Kenseth started 10th and was solid throughout the day. He challenged Stewart for the lead on a pair of late race restarts, but didn't have enough to take the lead and finished second.
"I'm not satisfied with second, but we just didn't quite have the car," said Kenseth, who also finished second in yesterday's Busch Series race. "I was pretty good on the restarts. I had my shot the one time to get to Tony and we got pretty close. We ran side-by-side for a lap or two, but going into (turn) three, I thought I was going to lose control and take out both of us. That was my one shot to get in front of him."
Kenseth said that the lead car certainly had the advantage aerodynamically.
"I think if we would have been in front, it would have been hard for him to get back around us," said Kenseth, who also finished second at Chicagoland in 2005. "I just didn't quite have enough today."
Carl Edwards started 25th but came on strong late in the race. He passed Kevin Harvick in the closing laps to take third place and then worked on Kenseth for second after taking the white flag. He finished third.
"We were coming," said Edwards, who picked up his second straight top-five finish. "I had a great race with Matt - that was a lot of fun. I really had a fun time here today."
Harvick, a two-time Chicagoland winner, paced 54 laps during the first half of the race before surrendering the lead for a green flag pit stop on lap 110. He finished fourth despite having trouble with his set-up most of the day.
"We struggled with (the car)," Harvick said. "About halfway through the race, the track swapped tendencies on us. We kept at it and the whole team did a great job. That's what we needed - a good solid day. Mentally, it was a little bit challenging. Even when we were leading, we didn't have the car we need and were struggling a little bit."
Pole-sitter Casey Mears led the first five laps but battled through a loose condition through the first half of the race and then complained about being too tight in the closing laps. He held on to finish fifth.
Kurt Busch had a great rebound after starting the race 43rd. He used a pair of extended green flag runs early in the race to make up some ground and then leaned on his pit crew to grab a couple of extra spots along the way. He finished sixth while championship points leader Jeff Gordon finished ninth.
Jimmie Johnson had a great day ruined when he wrecked with 40 laps to go. Johnson was running second behind Stewart when his right rear tire came apart and sent him heavily into the outside wall.
"I did get a little looser on that run chasing Tony, but when that thing exploded, I thought the drive shaft came out of the car," Johnson said. "It was so violent. It spun me around and into the wall. I haven't hit hard in a while."
The caution gave all of the leaders the chance to come in for tires and to top up with enough fuel to make it to the end.

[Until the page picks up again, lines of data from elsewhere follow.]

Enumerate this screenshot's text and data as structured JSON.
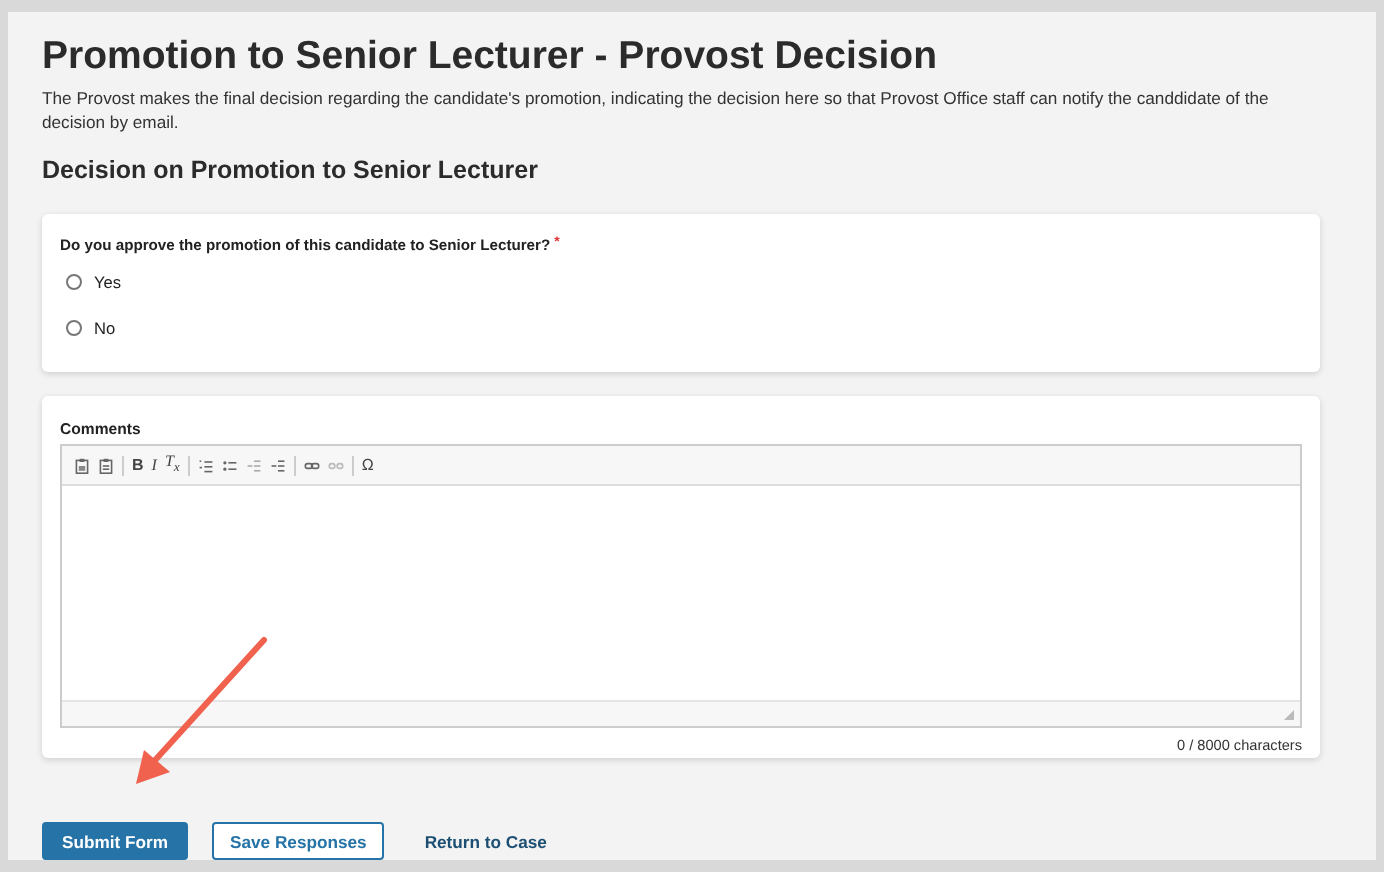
{
  "title": "Promotion to Senior Lecturer - Provost Decision",
  "description": "The Provost makes the final decision regarding the candidate's promotion, indicating the decision here so that Provost Office staff can notify the canddidate of the decision by email.",
  "section_title": "Decision on Promotion to Senior Lecturer",
  "question": {
    "label": "Do you approve the promotion of this candidate to Senior Lecturer?",
    "required_mark": "*",
    "options": [
      {
        "label": "Yes",
        "selected": false
      },
      {
        "label": "No",
        "selected": false
      }
    ]
  },
  "comments": {
    "label": "Comments",
    "toolbar_glyphs": [
      "B",
      "I",
      "T$_{x}$",
      "Ω"
    ],
    "counter": "0 / 8000 characters"
  },
  "buttons": [
    {
      "label": "Submit Form",
      "kind": "primary"
    },
    {
      "label": "Save Responses",
      "kind": "secondary"
    },
    {
      "label": "Return to Case",
      "kind": "link"
    }
  ]
}
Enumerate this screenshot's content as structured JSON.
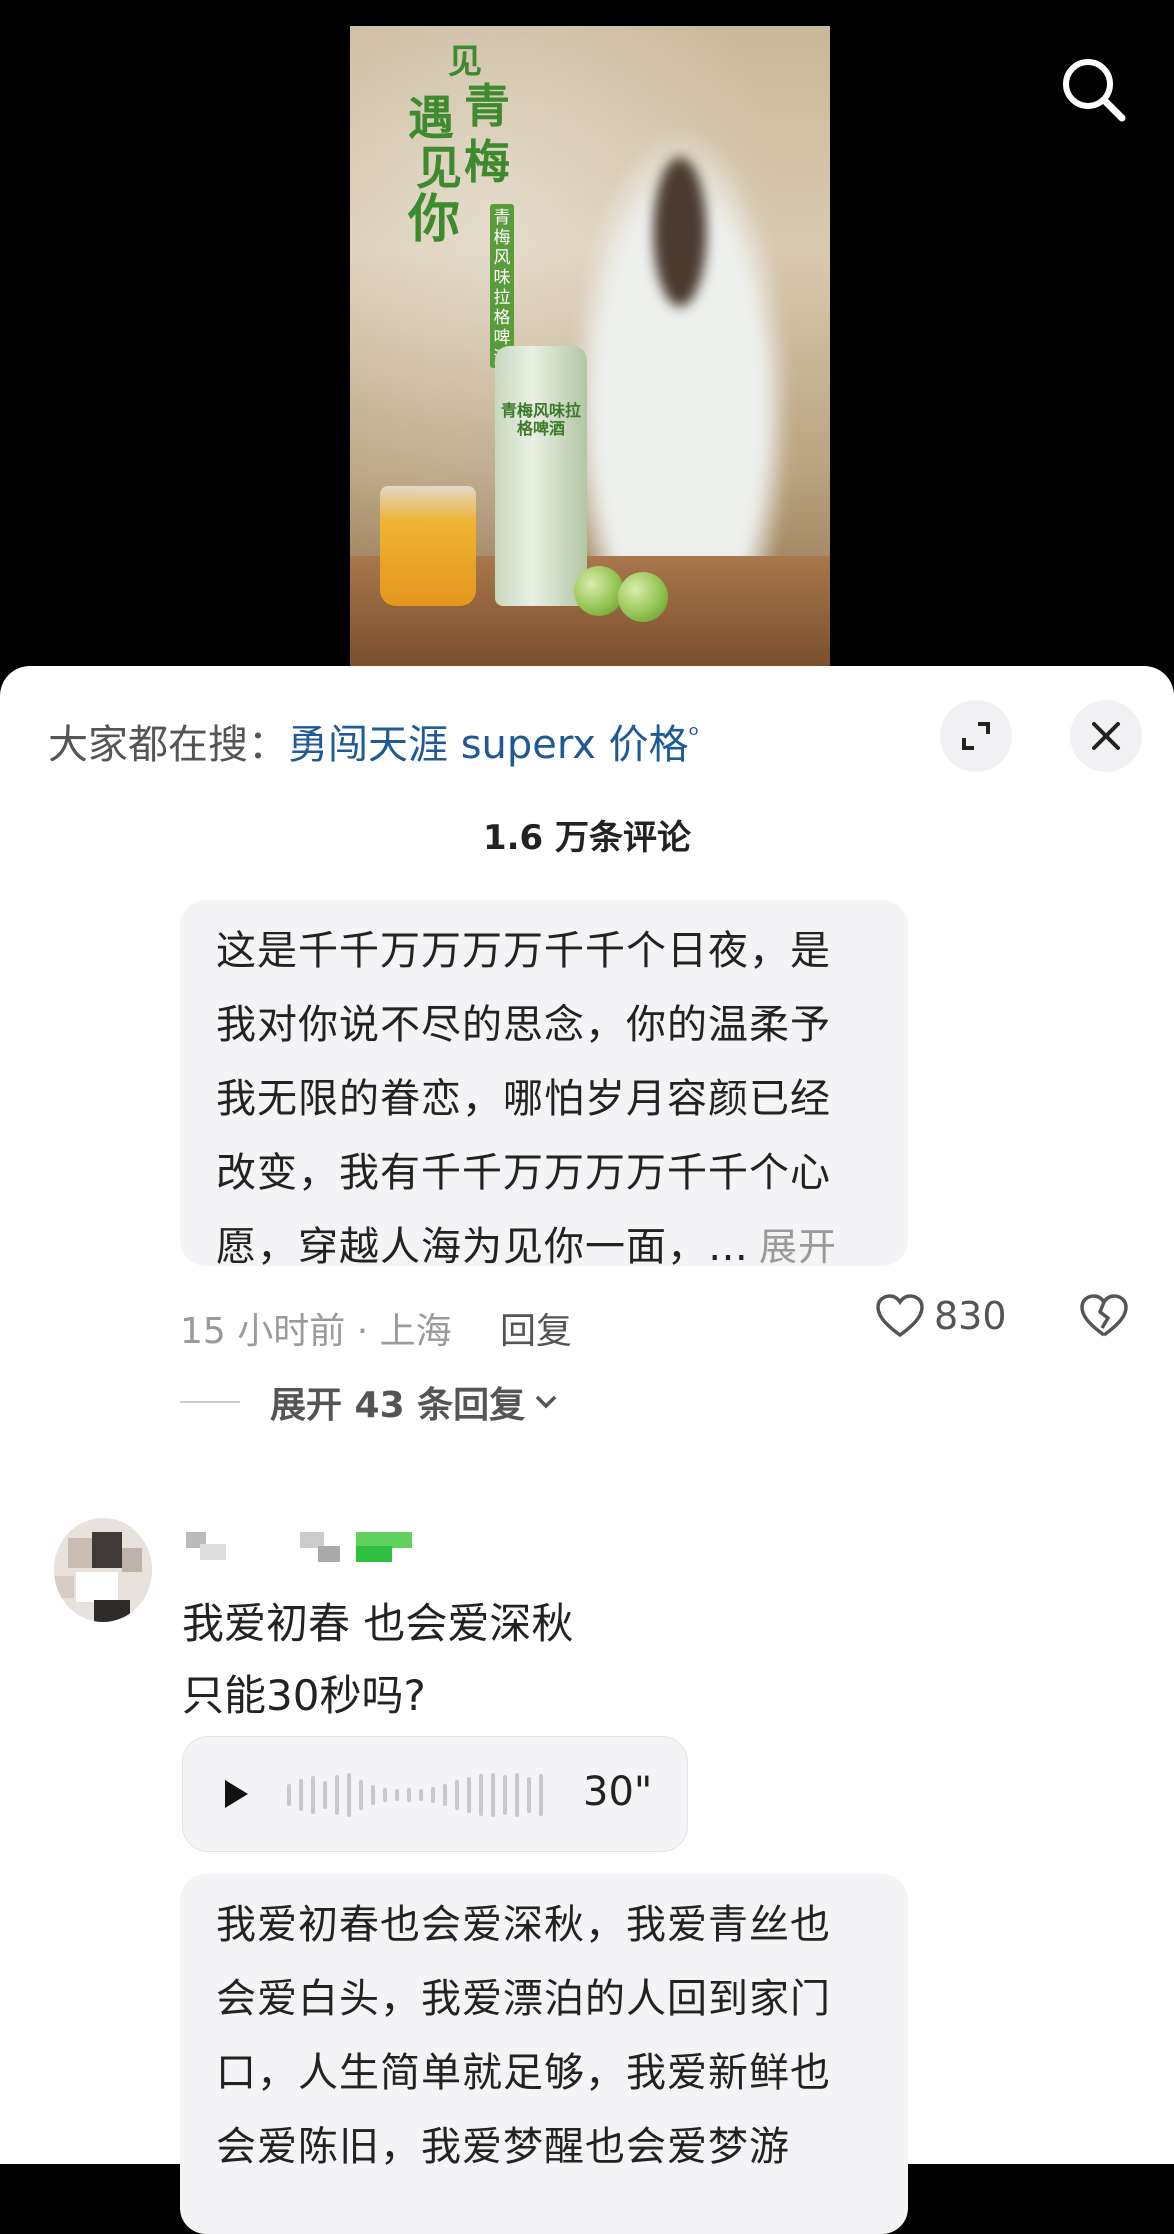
{
  "video": {
    "poster_title_chars": [
      "见",
      "青",
      "遇",
      "梅",
      "见",
      "你"
    ],
    "poster_tag": "青梅风味拉格啤酒",
    "can_label": "青梅风味拉格啤酒",
    "search_icon": "search-icon"
  },
  "sheet": {
    "hot_search_prefix": "大家都在搜：",
    "hot_search_keyword": "勇闯天涯 superx 价格",
    "hot_search_icon": "ᵒ",
    "fullscreen_icon": "expand-icon",
    "close_icon": "close-icon",
    "comment_count": "1.6 万条评论"
  },
  "comment1": {
    "lines": [
      "这是千千万万万万千千个日夜，是",
      "我对你说不尽的思念，你的温柔予",
      "我无限的眷恋，哪怕岁月容颜已经",
      "改变，我有千千万万万万千千个心",
      "愿，穿越人海为见你一面，…"
    ],
    "expand_label": "展开",
    "meta": "15 小时前 · 上海",
    "reply_label": "回复",
    "likes": "830",
    "replies_toggle": "展开 43 条回复"
  },
  "comment2": {
    "line1": "我爱初春 也会爱深秋",
    "line2": "只能30秒吗?",
    "voice_duration": "30\"",
    "transcript": [
      "我爱初春也会爱深秋，我爱青丝也",
      "会爱白头，我爱漂泊的人回到家门",
      "口，人生简单就足够，我爱新鲜也",
      "会爱陈旧，我爱梦醒也会爱梦游"
    ]
  },
  "colors": {
    "link": "#1f5a94",
    "bubble": "#f4f4f6",
    "muted": "#9a9a9a"
  }
}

Dale Earnhardt Jr. qualified fifth and was enjoying a good day until he lost his power steering with 58 laps left in the race. He dropped back through the lead lap cars and finished 19th.
"I knew something was wrong, but I didn't know what it was," said Earnhardt, who held on to 12th place in the championship standings. "I've never had the power steering go out on the car before. I didn't know what I was feeling. I did the best I could. We had a good car and I was real proud of my team."